“If people got stored good ‘most impaired family’ tournament when you look at the 17th-century The fresh England, the fresh clan on course because of the Nicholas Pinion, an iron personnel, will have obtained easily,” Norton produces. Pinion members of the family was indeed charged twenty-six moments more a few years, having offenses anywhere between profanity so you can gossip, theft, lack of church and infanticide. Specifically egregious, on the colonists’ vision, try Pinion’s inability to manage their partner.

“That has been revealed . . . of the their own actual and you may verbal symptoms towards Nicholas,” Norton produces, “measures proving the absence of compatible wifely deference.”

Among Pinion’s daughters try recharged because the she made an effort to exit her own partner. When he bought their to return house, predicated on legal transcripts, she, “from the obligations regarding a wife,” refused to exercise, therefore “casting contempt through to Authority whoe had enjoined their particular returne so you’re able to him.”

Having fascinating the thing is to modern discussions into the sexual name, Norton describes the situation out of Thomasine Hallway, just who given that a teenager when you look at the London clipped their locks and you may joined the military. Within the 1627, Hall journeyed to Virginia given that “Thomas;” brand new colonists quickly became curious about their brand new next-door neighbor, that has an excellent penchant getting switching gender identities. They might have a look at Hall as he slept, undress your on the street and procedure legal-bought examinations.

Inside the Founding Moms and dads & Fathers: Gendered Stamina therefore the Building of Western Neighborhood (Knopf, 1996), erican Record, has reported gender positions and you can condition-family relationships when you look at the basic 50 % of the fresh new 17th century

“Those individuals searchers are againe developed,” read the court transcripts, “. . . was againe desirous to locate new said Hallway, and having looked your . . . did upcoming at the same time discover your so you’re able to bee one.”

Fundamentally, Virginia’s highest courtroom deemed Hall are each other a guy and you will a woman, who was ordered to wear men clothing and you may a woman apron and you will cap to advertise his/their unique twin-sexed label. “The newest vitality with which [authorities] pursued its concerns significantly underscores the necessity of gender differences into the seventeenth-century Anglo-The united states,” Norton produces.

Few American scholars are more furnished than just Norton, a member of Cornell’s faculty since 1971, and then make feeling of these types of cutting-edge courtroom instances, generated a whole lot more inaccessible by their period spelling and punctuation and its reliance upon a schedule which is today out-of-date.
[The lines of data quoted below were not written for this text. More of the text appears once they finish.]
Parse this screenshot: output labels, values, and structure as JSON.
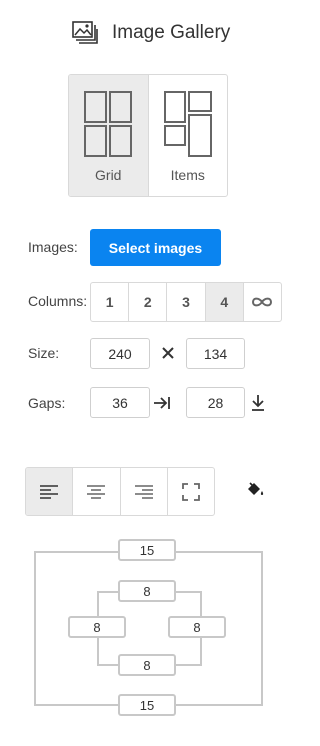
{
  "header": {
    "title": "Image Gallery",
    "icon": "gallery-icon"
  },
  "layout": {
    "options": [
      {
        "label": "Grid",
        "active": true
      },
      {
        "label": "Items",
        "active": false
      }
    ]
  },
  "images": {
    "label": "Images:",
    "button": "Select images"
  },
  "columns": {
    "label": "Columns:",
    "options": [
      "1",
      "2",
      "3",
      "4"
    ],
    "selected": "4",
    "extra_icon": "infinity-icon"
  },
  "size": {
    "label": "Size:",
    "width": "240",
    "height": "134",
    "separator_icon": "times-icon"
  },
  "gaps": {
    "label": "Gaps:",
    "horizontal": "36",
    "vertical": "28",
    "horizontal_icon": "arrow-right-to-line-icon",
    "vertical_icon": "arrow-down-to-line-icon"
  },
  "alignment": {
    "options": [
      "align-left-icon",
      "align-center-icon",
      "align-right-icon",
      "fullscreen-icon"
    ],
    "selected": "align-left-icon"
  },
  "background": {
    "icon": "paint-bucket-icon"
  },
  "spacing": {
    "margin_top": "15",
    "margin_bottom": "15",
    "padding_top": "8",
    "padding_left": "8",
    "padding_right": "8",
    "padding_bottom": "8"
  }
}
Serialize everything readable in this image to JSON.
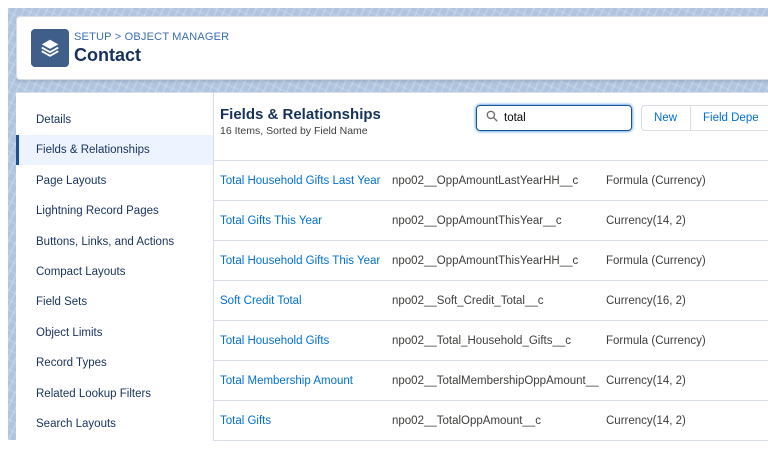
{
  "header": {
    "breadcrumb_setup": "SETUP",
    "breadcrumb_sep": ">",
    "breadcrumb_object_manager": "OBJECT MANAGER",
    "title": "Contact",
    "icon": "layers-icon"
  },
  "sidebar": {
    "items": [
      {
        "label": "Details",
        "active": false
      },
      {
        "label": "Fields & Relationships",
        "active": true
      },
      {
        "label": "Page Layouts",
        "active": false
      },
      {
        "label": "Lightning Record Pages",
        "active": false
      },
      {
        "label": "Buttons, Links, and Actions",
        "active": false
      },
      {
        "label": "Compact Layouts",
        "active": false
      },
      {
        "label": "Field Sets",
        "active": false
      },
      {
        "label": "Object Limits",
        "active": false
      },
      {
        "label": "Record Types",
        "active": false
      },
      {
        "label": "Related Lookup Filters",
        "active": false
      },
      {
        "label": "Search Layouts",
        "active": false
      }
    ]
  },
  "main": {
    "title": "Fields & Relationships",
    "subtitle": "16 Items, Sorted by Field Name",
    "search": {
      "value": "total",
      "icon": "search-icon"
    },
    "new_button": "New",
    "dependencies_button": "Field Depe",
    "rows": [
      {
        "label": "Total Household Gifts Last Year",
        "api": "npo02__OppAmountLastYearHH__c",
        "type": "Formula (Currency)"
      },
      {
        "label": "Total Gifts This Year",
        "api": "npo02__OppAmountThisYear__c",
        "type": "Currency(14, 2)"
      },
      {
        "label": "Total Household Gifts This Year",
        "api": "npo02__OppAmountThisYearHH__c",
        "type": "Formula (Currency)"
      },
      {
        "label": "Soft Credit Total",
        "api": "npo02__Soft_Credit_Total__c",
        "type": "Currency(16, 2)"
      },
      {
        "label": "Total Household Gifts",
        "api": "npo02__Total_Household_Gifts__c",
        "type": "Formula (Currency)"
      },
      {
        "label": "Total Membership Amount",
        "api": "npo02__TotalMembershipOppAmount__",
        "type": "Currency(14, 2)"
      },
      {
        "label": "Total Gifts",
        "api": "npo02__TotalOppAmount__c",
        "type": "Currency(14, 2)"
      }
    ]
  },
  "colors": {
    "brand": "#16325c",
    "link": "#0070d2",
    "icon_bg": "#3f5f8a",
    "active_border": "#1b5297"
  }
}
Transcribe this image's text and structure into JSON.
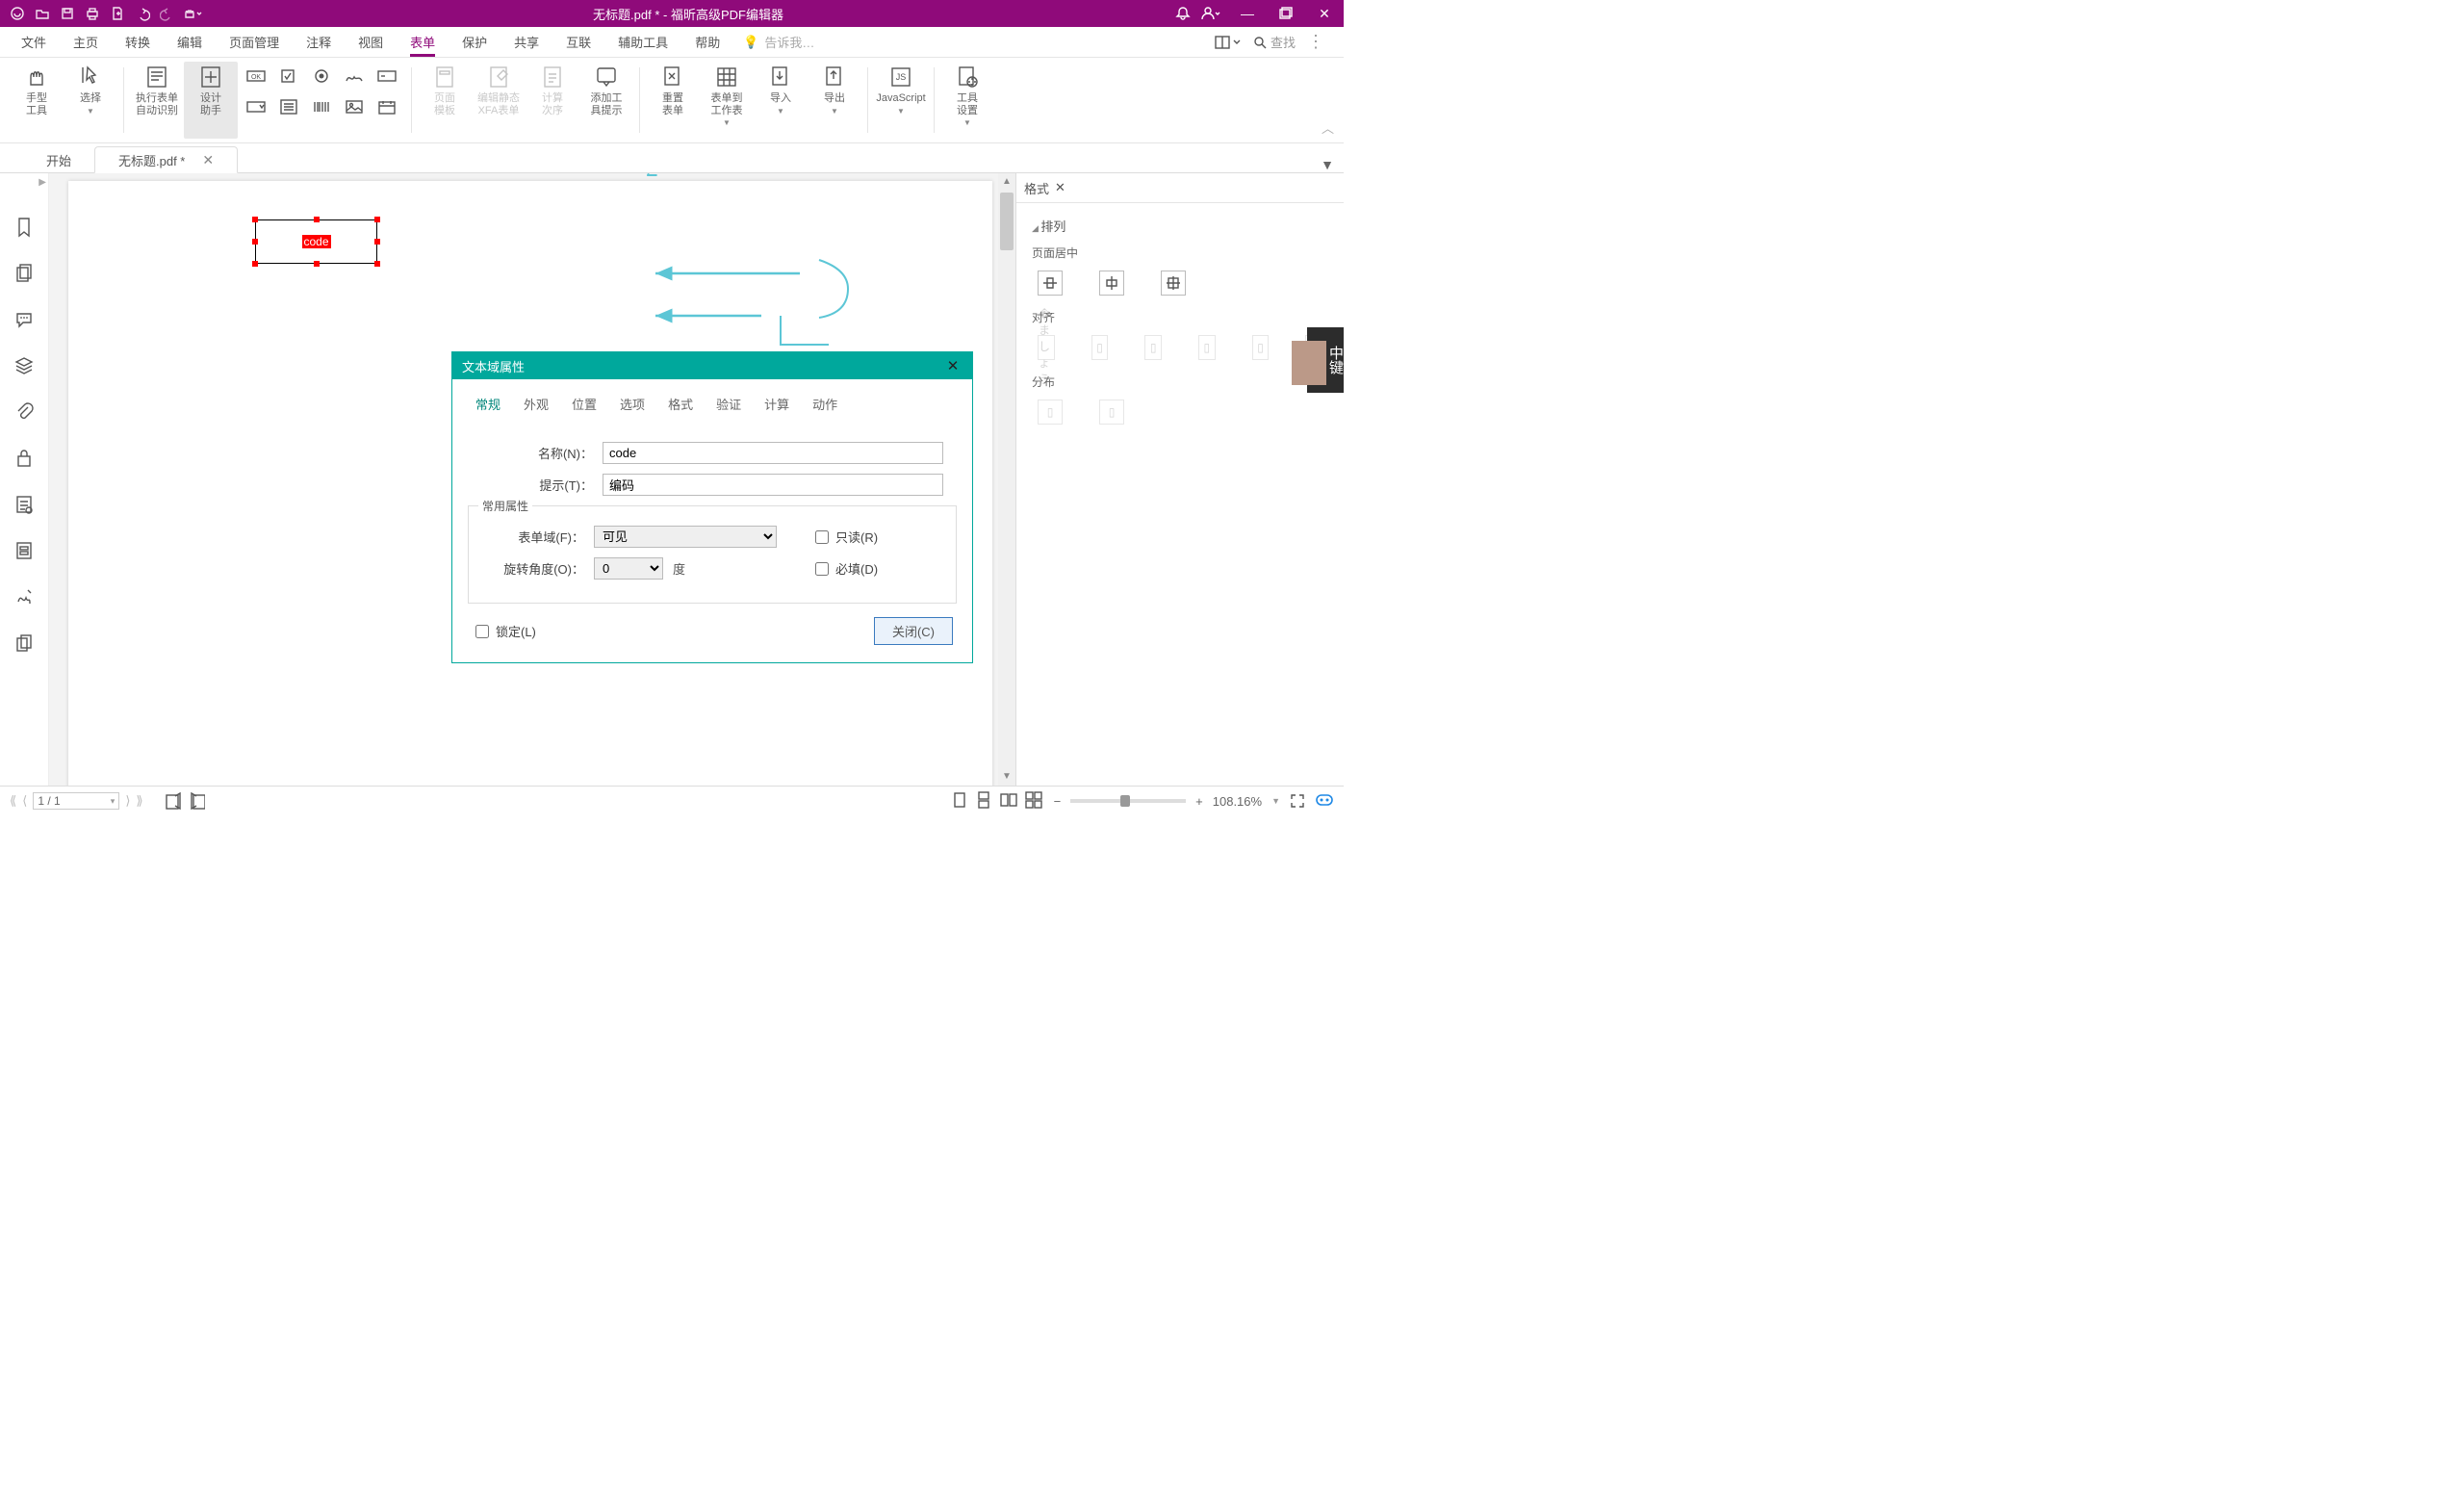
{
  "titlebar": {
    "doc_title": "无标题.pdf * - 福昕高级PDF编辑器"
  },
  "menu": {
    "file": "文件",
    "home": "主页",
    "convert": "转换",
    "edit": "编辑",
    "page_manage": "页面管理",
    "annotate": "注释",
    "view": "视图",
    "form": "表单",
    "protect": "保护",
    "share": "共享",
    "connect": "互联",
    "accessibility": "辅助工具",
    "help": "帮助",
    "tell_me_placeholder": "告诉我…",
    "find_placeholder": "查找"
  },
  "ribbon": {
    "hand_tool": "手型\n工具",
    "select": "选择",
    "run_form_auto": "执行表单\n自动识别",
    "design_assistant": "设计\n助手",
    "page_template": "页面\n模板",
    "edit_static_xfa": "编辑静态\nXFA表单",
    "calc_order": "计算\n次序",
    "tooltip": "添加工\n具提示",
    "reset_form": "重置\n表单",
    "form_to_sheet": "表单到\n工作表",
    "import": "导入",
    "export": "导出",
    "javascript": "JavaScript",
    "tool_settings": "工具\n设置"
  },
  "doc_tabs": {
    "start": "开始",
    "current": "无标题.pdf *"
  },
  "page": {
    "field_label": "code"
  },
  "dialog": {
    "title": "文本域属性",
    "tabs": {
      "general": "常规",
      "appearance": "外观",
      "position": "位置",
      "options": "选项",
      "format": "格式",
      "validate": "验证",
      "calculate": "计算",
      "actions": "动作"
    },
    "name_label": "名称(N)：",
    "name_value": "code",
    "tooltip_label": "提示(T)：",
    "tooltip_value": "编码",
    "common_props": "常用属性",
    "form_field_label": "表单域(F)：",
    "form_field_value": "可见",
    "readonly_label": "只读(R)",
    "rotate_label": "旋转角度(O)：",
    "rotate_value": "0",
    "degree": "度",
    "required_label": "必填(D)",
    "lock_label": "锁定(L)",
    "close_btn": "关闭(C)"
  },
  "right_panel": {
    "tab": "格式",
    "arrange": "排列",
    "page_center": "页面居中",
    "align": "对齐",
    "distribute": "分布"
  },
  "statusbar": {
    "page": "1 / 1",
    "zoom": "108.16%"
  },
  "sidebadge": "中键"
}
Norton, a former beginner away from governmental concept and you may intellectual record at the School out of Michigan and of colonial societal record in the Harvard, is among the nation’s top students away from American women’s background.

Their guides is Liberty’s Derican Feminine, 1750-1800, Significant Issues in American Women’s Background additionally the Western record book A me and you may a nation, now within the next edition.

Seeking the fresh new colonists’ experience is helpful, Norton believes, because it “brings up a number of questions regarding what goes on in the event the condition gets seriously active in the interior factors of family members. It gives you a design throughout the prior to help you contemplate from inside the the latest political climate of one’s 1990’s.”